__EXERCISE DETAILS__:
Return each line of the data below that contains the string "name".
*** Opening RECORDS FOR THIS TASK ***
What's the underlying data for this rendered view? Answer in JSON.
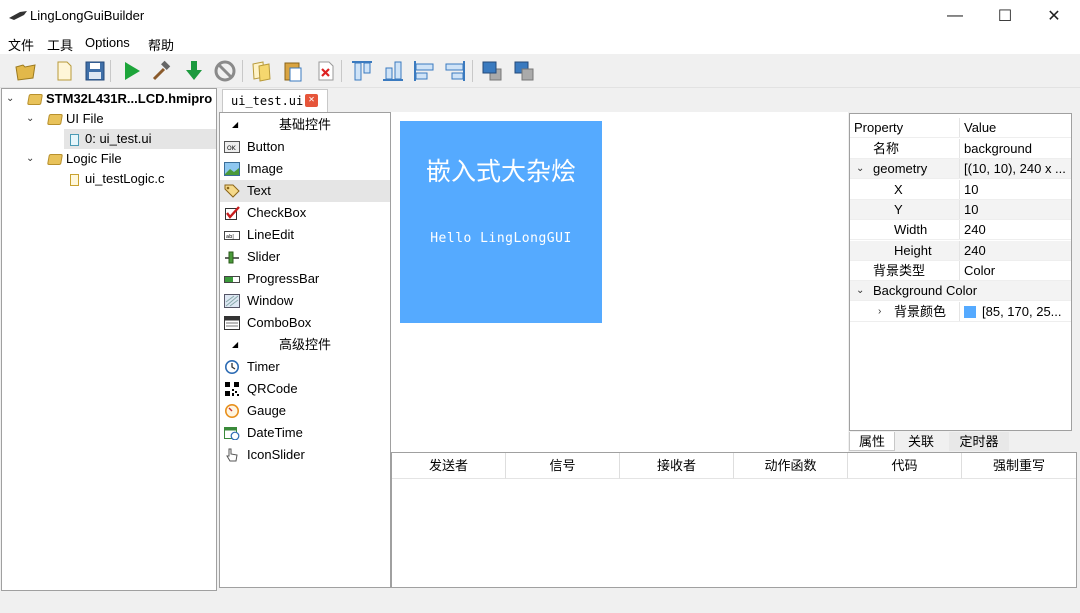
{
  "window": {
    "title": "LingLongGuiBuilder",
    "minimize": "—",
    "maximize": "☐",
    "close": "✕"
  },
  "menu": [
    "文件",
    "工具",
    "Options",
    "帮助"
  ],
  "toolbar": {
    "icons": [
      "open-folder-icon",
      "new-file-icon",
      "save-icon",
      "run-icon",
      "build-hammer-icon",
      "download-icon",
      "stop-icon",
      "copy-icon",
      "paste-icon",
      "delete-icon",
      "align-top-icon",
      "align-bottom-icon",
      "align-left-icon",
      "align-right-icon",
      "bring-front-icon",
      "send-back-icon"
    ]
  },
  "project": {
    "root": "STM32L431R...LCD.hmipro",
    "ui_folder": "UI File",
    "ui_file": "0: ui_test.ui",
    "logic_folder": "Logic File",
    "logic_file": "ui_testLogic.c"
  },
  "tab": {
    "label": "ui_test.ui",
    "close": "✕"
  },
  "widgets": {
    "basic_header": "基础控件",
    "advanced_header": "高级控件",
    "basic": [
      "Button",
      "Image",
      "Text",
      "CheckBox",
      "LineEdit",
      "Slider",
      "ProgressBar",
      "Window",
      "ComboBox"
    ],
    "advanced": [
      "Timer",
      "QRCode",
      "Gauge",
      "DateTime",
      "IconSlider"
    ],
    "selected": "Text"
  },
  "preview": {
    "title": "嵌入式大杂烩",
    "hello": "Hello LingLongGUI",
    "bg_color": "#55aaff"
  },
  "properties": {
    "header_property": "Property",
    "header_value": "Value",
    "rows": [
      {
        "name": "名称",
        "value": "background"
      },
      {
        "name": "geometry",
        "value": "[(10, 10), 240 x ..."
      },
      {
        "name": "X",
        "value": "10"
      },
      {
        "name": "Y",
        "value": "10"
      },
      {
        "name": "Width",
        "value": "240"
      },
      {
        "name": "Height",
        "value": "240"
      },
      {
        "name": "背景类型",
        "value": "Color"
      },
      {
        "name": "Background Color",
        "value": ""
      },
      {
        "name": "背景颜色",
        "value": "[85, 170, 25..."
      }
    ],
    "tabs": [
      "属性",
      "关联",
      "定时器"
    ]
  },
  "connections": {
    "columns": [
      "发送者",
      "信号",
      "接收者",
      "动作函数",
      "代码",
      "强制重写"
    ]
  }
}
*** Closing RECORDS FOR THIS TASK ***
__PROBLEM SOLUTION__:
        "name": "名称",
        "name": "geometry",
        "name": "X",
        "name": "Y",
        "name": "Width",
        "name": "Height",
        "name": "背景类型",
        "name": "Background Color",
        "name": "背景颜色",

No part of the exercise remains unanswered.